### YOUR INSTRUCTIONS
Nothing in the records may be altered. Repeat them in full.

----

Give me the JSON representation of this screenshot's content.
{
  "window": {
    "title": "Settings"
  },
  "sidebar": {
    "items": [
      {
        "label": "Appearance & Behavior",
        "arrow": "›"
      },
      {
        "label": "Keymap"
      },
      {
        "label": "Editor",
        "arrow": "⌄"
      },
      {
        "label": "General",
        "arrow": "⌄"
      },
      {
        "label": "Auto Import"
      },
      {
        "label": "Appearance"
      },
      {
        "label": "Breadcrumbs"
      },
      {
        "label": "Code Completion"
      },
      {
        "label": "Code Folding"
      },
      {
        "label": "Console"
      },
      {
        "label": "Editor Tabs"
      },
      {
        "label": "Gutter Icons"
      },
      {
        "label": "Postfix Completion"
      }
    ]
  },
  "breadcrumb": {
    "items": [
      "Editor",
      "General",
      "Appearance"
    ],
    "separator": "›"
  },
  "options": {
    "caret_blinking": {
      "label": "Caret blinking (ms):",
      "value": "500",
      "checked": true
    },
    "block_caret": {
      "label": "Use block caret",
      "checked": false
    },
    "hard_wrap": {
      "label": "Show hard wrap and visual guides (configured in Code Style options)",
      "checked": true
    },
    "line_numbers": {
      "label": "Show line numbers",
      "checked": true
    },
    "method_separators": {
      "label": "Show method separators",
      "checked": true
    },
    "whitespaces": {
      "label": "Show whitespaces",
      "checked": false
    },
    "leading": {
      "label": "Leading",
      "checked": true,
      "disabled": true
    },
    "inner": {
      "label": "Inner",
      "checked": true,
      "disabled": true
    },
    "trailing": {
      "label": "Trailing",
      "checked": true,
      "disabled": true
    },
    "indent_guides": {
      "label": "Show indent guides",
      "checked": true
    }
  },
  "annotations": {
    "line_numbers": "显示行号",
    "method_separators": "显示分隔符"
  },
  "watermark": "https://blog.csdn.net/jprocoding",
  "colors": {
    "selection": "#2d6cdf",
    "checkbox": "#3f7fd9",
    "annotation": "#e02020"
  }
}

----

### OUTPUT FOR THIS TASK
Give me the JSON representation of this screenshot's content.
{
  "window": {
    "title": "Settings"
  },
  "sidebar": {
    "items": [
      {
        "label": "Appearance & Behavior",
        "arrow": "›"
      },
      {
        "label": "Keymap"
      },
      {
        "label": "Editor",
        "arrow": "⌄"
      },
      {
        "label": "General",
        "arrow": "⌄"
      },
      {
        "label": "Auto Import"
      },
      {
        "label": "Appearance"
      },
      {
        "label": "Breadcrumbs"
      },
      {
        "label": "Code Completion"
      },
      {
        "label": "Code Folding"
      },
      {
        "label": "Console"
      },
      {
        "label": "Editor Tabs"
      },
      {
        "label": "Gutter Icons"
      },
      {
        "label": "Postfix Completion"
      }
    ]
  },
  "breadcrumb": {
    "items": [
      "Editor",
      "General",
      "Appearance"
    ],
    "separator": "›"
  },
  "options": {
    "caret_blinking": {
      "label": "Caret blinking (ms):",
      "value": "500",
      "checked": true
    },
    "block_caret": {
      "label": "Use block caret",
      "checked": false
    },
    "hard_wrap": {
      "label": "Show hard wrap and visual guides (configured in Code Style options)",
      "checked": true
    },
    "line_numbers": {
      "label": "Show line numbers",
      "checked": true
    },
    "method_separators": {
      "label": "Show method separators",
      "checked": true
    },
    "whitespaces": {
      "label": "Show whitespaces",
      "checked": false
    },
    "leading": {
      "label": "Leading",
      "checked": true,
      "disabled": true
    },
    "inner": {
      "label": "Inner",
      "checked": true,
      "disabled": true
    },
    "trailing": {
      "label": "Trailing",
      "checked": true,
      "disabled": true
    },
    "indent_guides": {
      "label": "Show indent guides",
      "checked": true
    }
  },
  "annotations": {
    "line_numbers": "显示行号",
    "method_separators": "显示分隔符"
  },
  "watermark": "https://blog.csdn.net/jprocoding",
  "colors": {
    "selection": "#2d6cdf",
    "checkbox": "#3f7fd9",
    "annotation": "#e02020"
  }
}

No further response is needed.